### WORK INSTRUCTION
The listing below should be printed exactly, though its pictures must not be.
★ ★ ★ ★ ★ ★ ★
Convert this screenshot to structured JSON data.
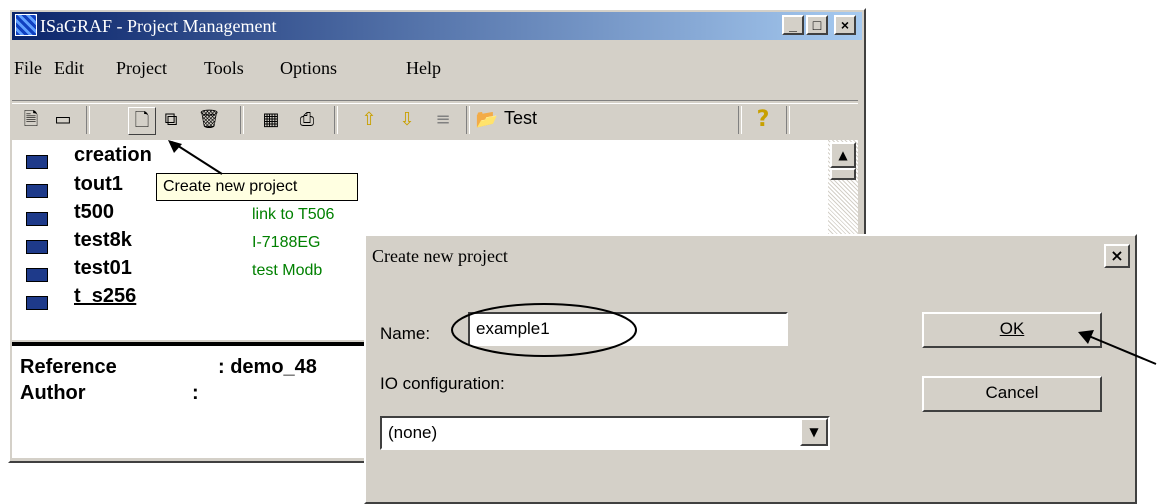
{
  "window": {
    "title": "ISaGRAF - Project Management",
    "controls": [
      "_",
      "□",
      "×"
    ]
  },
  "menu": [
    "File",
    "Edit",
    "Project",
    "Tools",
    "Options",
    "Help"
  ],
  "toolbar": {
    "icons": [
      "page-icon",
      "card-icon",
      "new-project-icon",
      "copy-icon",
      "delete-icon",
      "properties-icon",
      "print-icon",
      "arrow-up-icon",
      "arrow-down-icon",
      "list-icon",
      "folder-open-icon",
      "help-icon"
    ],
    "group_label": "Test",
    "help_glyph": "?"
  },
  "tooltip": "Create new project",
  "projects": [
    {
      "name": "creation",
      "comment": ""
    },
    {
      "name": "tout1",
      "comment": ""
    },
    {
      "name": "t500",
      "comment": "link to T506"
    },
    {
      "name": "test8k",
      "comment": "I-7188EG"
    },
    {
      "name": "test01",
      "comment": "test Modb"
    },
    {
      "name": "t_s256",
      "comment": ""
    }
  ],
  "info": {
    "reference_label": "Reference",
    "reference_value": ": demo_48",
    "author_label": "Author",
    "author_value": ":"
  },
  "dialog": {
    "title": "Create new project",
    "close": "×",
    "name_label": "Name:",
    "name_value": "example1",
    "io_label": "IO configuration:",
    "io_value": "(none)",
    "ok_label": "OK",
    "cancel_label": "Cancel"
  }
}
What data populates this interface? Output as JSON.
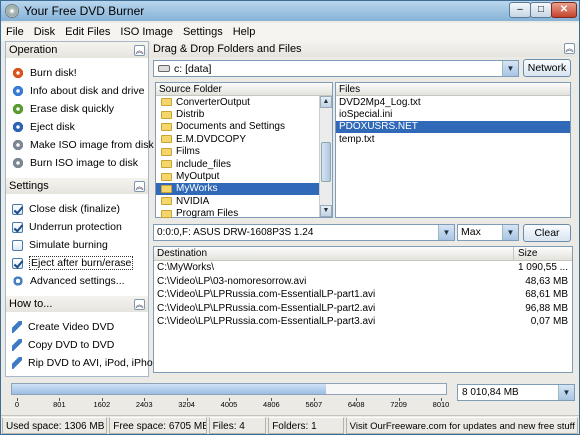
{
  "window": {
    "title": "Your Free DVD Burner",
    "min": "–",
    "max": "□",
    "close": "✕"
  },
  "menu": [
    "File",
    "Disk",
    "Edit Files",
    "ISO Image",
    "Settings",
    "Help"
  ],
  "left": {
    "operation": {
      "title": "Operation",
      "items": [
        {
          "label": "Burn disk!",
          "icon": "burn-disk-icon",
          "color": "#d9541c"
        },
        {
          "label": "Info about disk and drive",
          "icon": "info-icon",
          "color": "#3a7bd5"
        },
        {
          "label": "Erase disk quickly",
          "icon": "erase-icon",
          "color": "#5b9a2e"
        },
        {
          "label": "Eject disk",
          "icon": "eject-icon",
          "color": "#2b63b5"
        },
        {
          "label": "Make ISO image from disk",
          "icon": "make-iso-icon",
          "color": "#7d8794"
        },
        {
          "label": "Burn ISO image to disk",
          "icon": "burn-iso-icon",
          "color": "#7d8794"
        }
      ]
    },
    "settings": {
      "title": "Settings",
      "items": [
        {
          "label": "Close disk (finalize)",
          "checked": true
        },
        {
          "label": "Underrun protection",
          "checked": true
        },
        {
          "label": "Simulate burning",
          "checked": false
        },
        {
          "label": "Eject after burn/erase",
          "checked": true
        }
      ],
      "advanced": "Advanced settings..."
    },
    "howto": {
      "title": "How to...",
      "items": [
        "Create Video DVD",
        "Copy DVD to DVD",
        "Rip DVD to AVI,  iPod, iPhone"
      ]
    }
  },
  "right": {
    "header": "Drag & Drop Folders and Files",
    "drive_value": "c: [data]",
    "network_label": "Network",
    "source_header": "Source Folder",
    "folders": [
      "ConverterOutput",
      "Distrib",
      "Documents and Settings",
      "E.M.DVDCOPY",
      "Films",
      "include_files",
      "MyOutput",
      "MyWorks",
      "NVIDIA",
      "Program Files"
    ],
    "selected_folder": "MyWorks",
    "files_header": "Files",
    "files": [
      "DVD2Mp4_Log.txt",
      "ioSpecial.ini",
      "PDOXUSRS.NET",
      "temp.txt"
    ],
    "selected_file": "PDOXUSRS.NET",
    "device_value": "0:0:0,F: ASUS    DRW-1608P3S     1.24",
    "speed_value": "Max",
    "clear_label": "Clear",
    "dest_headers": {
      "destination": "Destination",
      "size": "Size"
    },
    "dest_rows": [
      {
        "path": "C:\\MyWorks\\",
        "size": "1 090,55 ..."
      },
      {
        "path": "C:\\Video\\LP\\03-nomoresorrow.avi",
        "size": "48,63 MB"
      },
      {
        "path": "C:\\Video\\LP\\LPRussia.com-EssentialLP-part1.avi",
        "size": "68,61 MB"
      },
      {
        "path": "C:\\Video\\LP\\LPRussia.com-EssentialLP-part2.avi",
        "size": "96,88 MB"
      },
      {
        "path": "C:\\Video\\LP\\LPRussia.com-EssentialLP-part3.avi",
        "size": "0,07 MB"
      }
    ]
  },
  "capacity": {
    "ticks": [
      "0",
      "801",
      "1602",
      "2403",
      "3204",
      "4005",
      "4806",
      "5607",
      "6408",
      "7209",
      "8010"
    ],
    "max_value": 8010,
    "used_value": 6705,
    "size_value": "8 010,84 MB"
  },
  "status": [
    "Used space: 1306 MB",
    "Free space: 6705 MB",
    "Files: 4",
    "Folders: 1",
    "Visit OurFreeware.com for updates and new free stuff"
  ]
}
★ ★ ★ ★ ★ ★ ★
### SOLUTION FOR THIS PROBLEM
Convert this screenshot to structured JSON data.
{
  "window": {
    "title": "ISaGRAF - Project Management",
    "controls": [
      "_",
      "□",
      "×"
    ]
  },
  "menu": [
    "File",
    "Edit",
    "Project",
    "Tools",
    "Options",
    "Help"
  ],
  "toolbar": {
    "icons": [
      "page-icon",
      "card-icon",
      "new-project-icon",
      "copy-icon",
      "delete-icon",
      "properties-icon",
      "print-icon",
      "arrow-up-icon",
      "arrow-down-icon",
      "list-icon",
      "folder-open-icon",
      "help-icon"
    ],
    "group_label": "Test",
    "help_glyph": "?"
  },
  "tooltip": "Create new project",
  "projects": [
    {
      "name": "creation",
      "comment": ""
    },
    {
      "name": "tout1",
      "comment": ""
    },
    {
      "name": "t500",
      "comment": "link to T506"
    },
    {
      "name": "test8k",
      "comment": "I-7188EG"
    },
    {
      "name": "test01",
      "comment": "test Modb"
    },
    {
      "name": "t_s256",
      "comment": ""
    }
  ],
  "info": {
    "reference_label": "Reference",
    "reference_value": ": demo_48",
    "author_label": "Author",
    "author_value": ":"
  },
  "dialog": {
    "title": "Create new project",
    "close": "×",
    "name_label": "Name:",
    "name_value": "example1",
    "io_label": "IO configuration:",
    "io_value": "(none)",
    "ok_label": "OK",
    "cancel_label": "Cancel"
  }
}
What data populates this interface? Output as JSON.
{
  "window": {
    "title": "Your Free DVD Burner",
    "min": "–",
    "max": "□",
    "close": "✕"
  },
  "menu": [
    "File",
    "Disk",
    "Edit Files",
    "ISO Image",
    "Settings",
    "Help"
  ],
  "left": {
    "operation": {
      "title": "Operation",
      "items": [
        {
          "label": "Burn disk!",
          "icon": "burn-disk-icon",
          "color": "#d9541c"
        },
        {
          "label": "Info about disk and drive",
          "icon": "info-icon",
          "color": "#3a7bd5"
        },
        {
          "label": "Erase disk quickly",
          "icon": "erase-icon",
          "color": "#5b9a2e"
        },
        {
          "label": "Eject disk",
          "icon": "eject-icon",
          "color": "#2b63b5"
        },
        {
          "label": "Make ISO image from disk",
          "icon": "make-iso-icon",
          "color": "#7d8794"
        },
        {
          "label": "Burn ISO image to disk",
          "icon": "burn-iso-icon",
          "color": "#7d8794"
        }
      ]
    },
    "settings": {
      "title": "Settings",
      "items": [
        {
          "label": "Close disk (finalize)",
          "checked": true
        },
        {
          "label": "Underrun protection",
          "checked": true
        },
        {
          "label": "Simulate burning",
          "checked": false
        },
        {
          "label": "Eject after burn/erase",
          "checked": true
        }
      ],
      "advanced": "Advanced settings..."
    },
    "howto": {
      "title": "How to...",
      "items": [
        "Create Video DVD",
        "Copy DVD to DVD",
        "Rip DVD to AVI,  iPod, iPhone"
      ]
    }
  },
  "right": {
    "header": "Drag & Drop Folders and Files",
    "drive_value": "c: [data]",
    "network_label": "Network",
    "source_header": "Source Folder",
    "folders": [
      "ConverterOutput",
      "Distrib",
      "Documents and Settings",
      "E.M.DVDCOPY",
      "Films",
      "include_files",
      "MyOutput",
      "MyWorks",
      "NVIDIA",
      "Program Files"
    ],
    "selected_folder": "MyWorks",
    "files_header": "Files",
    "files": [
      "DVD2Mp4_Log.txt",
      "ioSpecial.ini",
      "PDOXUSRS.NET",
      "temp.txt"
    ],
    "selected_file": "PDOXUSRS.NET",
    "device_value": "0:0:0,F: ASUS    DRW-1608P3S     1.24",
    "speed_value": "Max",
    "clear_label": "Clear",
    "dest_headers": {
      "destination": "Destination",
      "size": "Size"
    },
    "dest_rows": [
      {
        "path": "C:\\MyWorks\\",
        "size": "1 090,55 ..."
      },
      {
        "path": "C:\\Video\\LP\\03-nomoresorrow.avi",
        "size": "48,63 MB"
      },
      {
        "path": "C:\\Video\\LP\\LPRussia.com-EssentialLP-part1.avi",
        "size": "68,61 MB"
      },
      {
        "path": "C:\\Video\\LP\\LPRussia.com-EssentialLP-part2.avi",
        "size": "96,88 MB"
      },
      {
        "path": "C:\\Video\\LP\\LPRussia.com-EssentialLP-part3.avi",
        "size": "0,07 MB"
      }
    ]
  },
  "capacity": {
    "ticks": [
      "0",
      "801",
      "1602",
      "2403",
      "3204",
      "4005",
      "4806",
      "5607",
      "6408",
      "7209",
      "8010"
    ],
    "max_value": 8010,
    "used_value": 6705,
    "size_value": "8 010,84 MB"
  },
  "status": [
    "Used space: 1306 MB",
    "Free space: 6705 MB",
    "Files: 4",
    "Folders: 1",
    "Visit OurFreeware.com for updates and new free stuff"
  ]
}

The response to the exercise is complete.